Thursday, November 20, 2008

day 323 - bamboo breath...

The Sho.
These are the ancient equivalent to a mouth organ. Generally made from the aged, blackened bamboo of an old thatched roof, they are increasingly hard to find. This one was played at Joken (Lyn's school's) Cultural Day.

The sound of bamboo.
Wind blowing through a bamboo forest shushes like the sea.
You may even hear the percussing of dead ones tapping against each other.
The sound of human breath through the shakuhachi is so much more complex than a modern western metal flute...

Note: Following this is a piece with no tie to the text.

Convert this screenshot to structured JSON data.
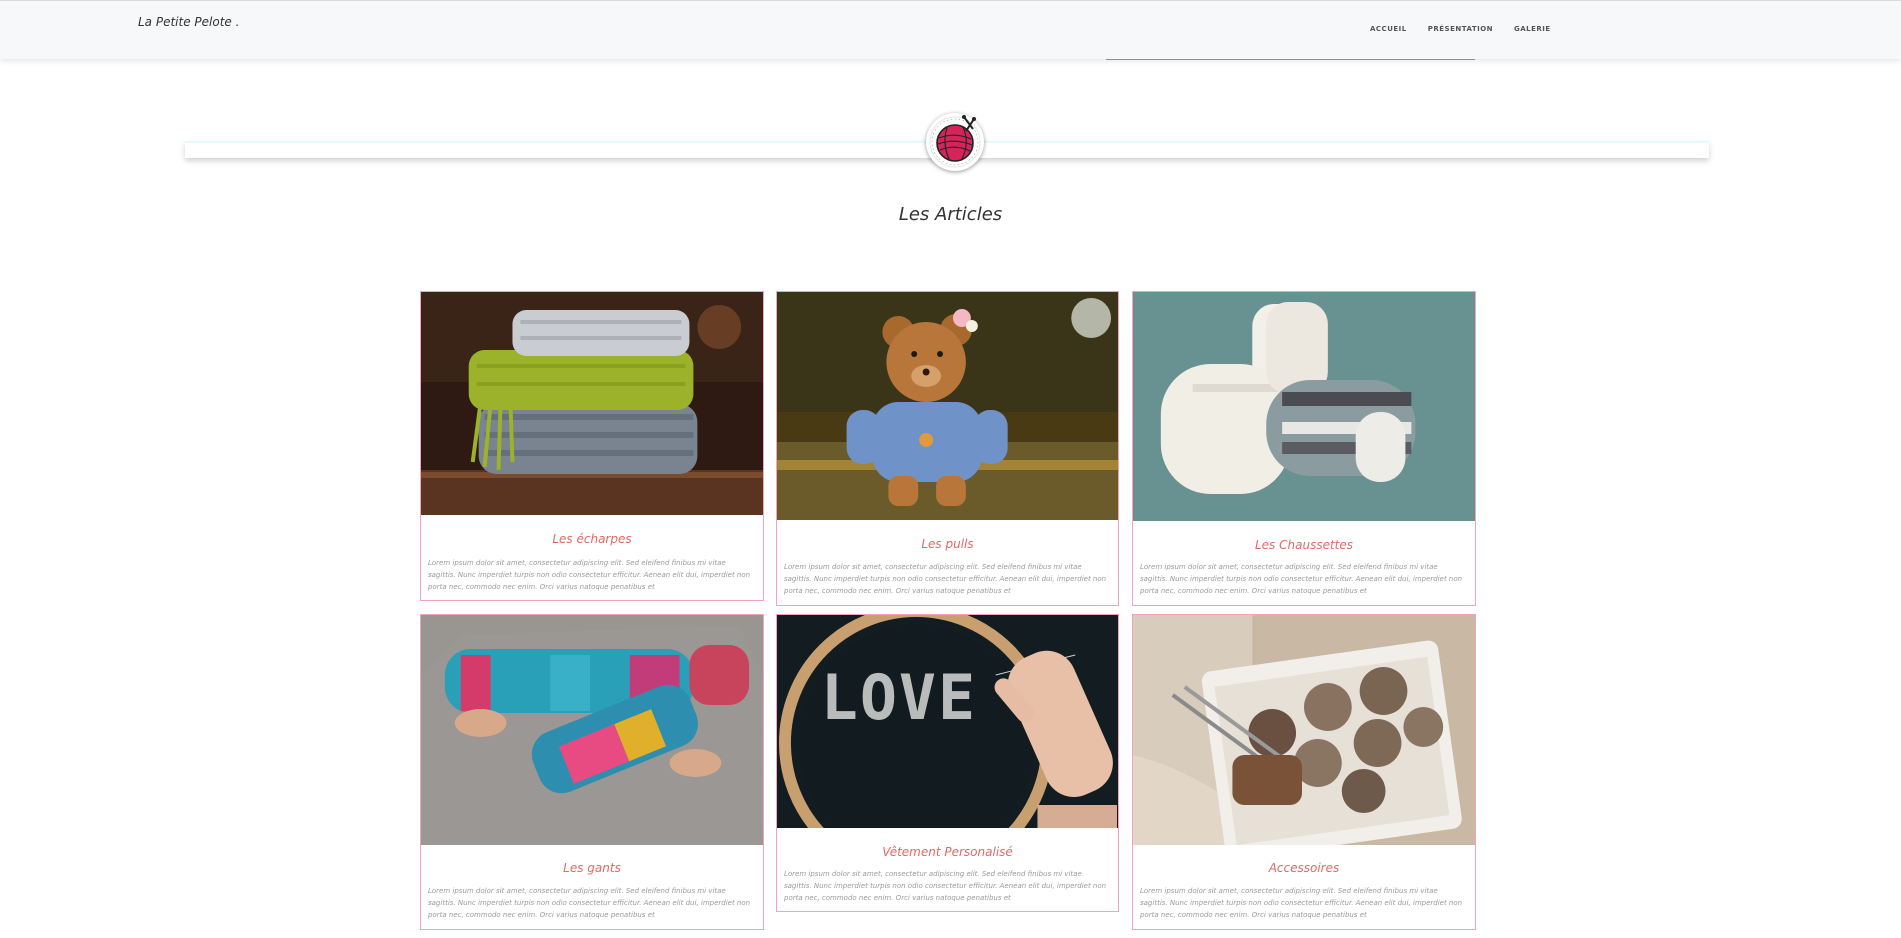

The shakuhachi is often called the 'Japanese Bamboo Flute', but there is also a transverse model like the Chinese version. We heard this 80+ year-old gentleman playing this 60 year old flute (which he made himself) at the Shinzaike Autumn Festival. He let me have a go and I was able to jump octaves by tightening my lips, as in shakuhachi. This man could produce beautiful clear notes up in the piccolo range.

The bamboo shakuhachi is necessarily handmade and owes its beautiful markings and curved shape to the bamboo root from which it's made. The bore has to be curved to follow the natural curvature of the selected "wood."

Detail from these living and cut bamboo stumps show the intrinsic patterning so skilfully exploited by the shakuhachi maker.

Being handmade, each of the shakuhachi belonging to Harada-sensei has its own unique properties of appearance and sound quality.

No comments: